Battling racial bias in the workplace. How implementing an inclusion, diversity, equity and accessibility training initiative can lead to better results in racial disparities within healthcare and beyond.
Timing is everything. In midst of launching an Inclusion, Diversity, Equity and Accessibility (IDEA) effort within Presbyterian Healthcare Services , a federal order makes it a political hot potato. The memo casts all unconscious bias training or racial sensitivity training as “anti-white” and “un-American”. So what to do? Delay implementation until the political context dies down? Or continue forward and begin the self-examination, the data collection, and the conversations that will propel us forward?
“Integrity is choosing courage over comfort; it’s choosing what’s right over what’s fun, fast or easy, and it’s practicing your values, not just professing them,” Professor Brene Brown has said.
Having integrity about IDEA starts with collecting and believing data. Assuming yours is like ours, it is filled with uncomfortable oxymorons. Many have high engagement but low resilience. We want to hear everyone’s voice, but understand not many feel safe enough to speak up. We have a workforce that reflects the diversity of our community, and a leadership team that doesn’t come close. This data compels us to move forward, to start the conversation, and to begin to make change.
The issues of bias and racism are not theoretical. They play out in micro-aggressions towards our workforce on a daily basis. We recently convened several hundred caregivers to talk about the issue. We were shocked to hear physicians of color share that they are subjected to racist comments or requests for a different provider "up to three times per shift." If this is occurring in our workplace, to the most educated among us, who are in positions of prestige and actively working to help others, what must the experience be for those at the bottom of the social ladder?
The research is clear on the benefits of inclusion. The more we build an environment that is inclusive, diverse and equitable, the better our results. Innovation increases. The sense of belonging and psychological safety improves. The racial incidents and misunderstandings with caregivers decrease. The capability to have a courageous conversation expands and allows every person to grow.

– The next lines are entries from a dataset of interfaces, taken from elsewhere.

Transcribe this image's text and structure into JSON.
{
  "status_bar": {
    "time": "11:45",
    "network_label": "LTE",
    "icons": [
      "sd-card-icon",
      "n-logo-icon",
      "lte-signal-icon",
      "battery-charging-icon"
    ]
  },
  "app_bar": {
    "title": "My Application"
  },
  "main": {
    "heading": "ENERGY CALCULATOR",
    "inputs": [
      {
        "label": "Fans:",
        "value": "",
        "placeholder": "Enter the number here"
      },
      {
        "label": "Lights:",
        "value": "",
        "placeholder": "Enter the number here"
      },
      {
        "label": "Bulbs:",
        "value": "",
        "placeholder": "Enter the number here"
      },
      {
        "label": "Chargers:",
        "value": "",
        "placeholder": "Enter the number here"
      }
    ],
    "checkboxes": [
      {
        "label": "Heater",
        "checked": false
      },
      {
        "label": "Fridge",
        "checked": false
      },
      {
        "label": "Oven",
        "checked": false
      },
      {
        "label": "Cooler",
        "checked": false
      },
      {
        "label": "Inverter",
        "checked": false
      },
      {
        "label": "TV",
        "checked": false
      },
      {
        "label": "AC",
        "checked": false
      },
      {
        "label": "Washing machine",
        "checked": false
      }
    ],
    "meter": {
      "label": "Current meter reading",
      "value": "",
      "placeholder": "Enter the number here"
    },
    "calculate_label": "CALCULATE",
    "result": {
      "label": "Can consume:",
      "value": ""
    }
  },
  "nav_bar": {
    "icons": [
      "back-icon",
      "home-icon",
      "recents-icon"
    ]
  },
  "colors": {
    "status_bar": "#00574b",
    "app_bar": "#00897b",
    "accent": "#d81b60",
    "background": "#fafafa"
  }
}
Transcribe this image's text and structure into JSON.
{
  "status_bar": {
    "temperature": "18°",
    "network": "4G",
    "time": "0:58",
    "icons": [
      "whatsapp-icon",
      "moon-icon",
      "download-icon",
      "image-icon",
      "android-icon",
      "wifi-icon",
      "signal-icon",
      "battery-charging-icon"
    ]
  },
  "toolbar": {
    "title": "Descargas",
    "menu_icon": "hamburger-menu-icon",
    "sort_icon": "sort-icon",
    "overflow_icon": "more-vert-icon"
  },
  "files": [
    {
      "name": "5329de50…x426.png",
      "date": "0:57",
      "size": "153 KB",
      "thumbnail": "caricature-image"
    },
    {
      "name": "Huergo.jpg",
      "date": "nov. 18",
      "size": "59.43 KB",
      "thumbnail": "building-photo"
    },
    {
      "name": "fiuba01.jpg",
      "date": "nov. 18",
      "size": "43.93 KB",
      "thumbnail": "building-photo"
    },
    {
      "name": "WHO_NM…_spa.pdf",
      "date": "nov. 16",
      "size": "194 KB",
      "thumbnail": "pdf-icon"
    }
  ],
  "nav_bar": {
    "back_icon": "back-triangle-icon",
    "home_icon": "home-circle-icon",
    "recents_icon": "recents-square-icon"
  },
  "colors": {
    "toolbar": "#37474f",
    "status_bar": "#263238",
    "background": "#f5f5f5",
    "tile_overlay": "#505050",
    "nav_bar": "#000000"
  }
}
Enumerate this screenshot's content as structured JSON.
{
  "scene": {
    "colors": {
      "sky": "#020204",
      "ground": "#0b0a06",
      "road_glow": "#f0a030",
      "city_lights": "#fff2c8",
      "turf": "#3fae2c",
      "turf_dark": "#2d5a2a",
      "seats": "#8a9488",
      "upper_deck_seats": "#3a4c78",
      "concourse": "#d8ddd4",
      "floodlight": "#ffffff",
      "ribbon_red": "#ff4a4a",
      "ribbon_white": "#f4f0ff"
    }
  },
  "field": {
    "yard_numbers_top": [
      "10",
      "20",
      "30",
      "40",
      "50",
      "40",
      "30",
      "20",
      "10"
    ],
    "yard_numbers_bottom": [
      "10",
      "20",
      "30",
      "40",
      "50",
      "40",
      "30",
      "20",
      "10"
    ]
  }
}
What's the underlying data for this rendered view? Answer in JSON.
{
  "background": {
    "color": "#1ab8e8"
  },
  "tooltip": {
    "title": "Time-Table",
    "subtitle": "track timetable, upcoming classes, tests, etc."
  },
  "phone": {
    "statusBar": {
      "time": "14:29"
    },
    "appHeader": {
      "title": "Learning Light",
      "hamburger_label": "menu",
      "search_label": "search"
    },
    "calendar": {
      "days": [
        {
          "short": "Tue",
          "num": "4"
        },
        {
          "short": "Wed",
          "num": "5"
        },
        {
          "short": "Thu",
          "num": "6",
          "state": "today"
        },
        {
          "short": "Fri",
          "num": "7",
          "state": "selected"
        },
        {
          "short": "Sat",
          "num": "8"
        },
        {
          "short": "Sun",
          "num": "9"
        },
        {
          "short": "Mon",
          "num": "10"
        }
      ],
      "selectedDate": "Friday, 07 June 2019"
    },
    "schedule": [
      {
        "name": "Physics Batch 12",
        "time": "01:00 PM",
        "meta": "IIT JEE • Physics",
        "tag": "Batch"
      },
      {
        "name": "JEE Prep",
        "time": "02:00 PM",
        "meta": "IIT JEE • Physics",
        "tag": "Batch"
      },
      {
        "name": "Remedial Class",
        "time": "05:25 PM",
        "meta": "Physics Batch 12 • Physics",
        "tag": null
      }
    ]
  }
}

As a leader, I know where I fall on the issue. As Federal agencies are “directed to begin to identify all contracts or other agency spending related to any training on ‘white privilege,’ I will lean into the issue. I will seek to understand why our health outcomes and leadership ranks are so unequal across race.I will stand for those that are under-represented and practice my values.
I take a firm stand in valuing every human being’s unique talents, celebrating their differences, hearing their ideas, and practicing cultural humility. I will practice leading with courage and having courageous conversations in the midst of our country’s divisiveness. I will advocate that we continue to provide enterprise-wide implicit bias training as a catalyst for disrupting bias and addressing our decision-making practices. I will give our workforce more language to talk about these issues from many different points of view, not less.
Silence is not acceptable. Action is required. Today, choose courage over comfort. Let your organization know where you stand and that you stand with them. Remind them of your values and your commitment to practice them every day. As Elaine Dalton put it, “If you desire to make a difference in the world, you must be different from the world.”
Clay Holderman is the executive vice president and COO for Presbyterian Healthcare Services in Albuquerque, New Mexico, a not-for-profit integrated system of hospitals, clinics, a medical group and one of the nation’s largest provider-led health plans.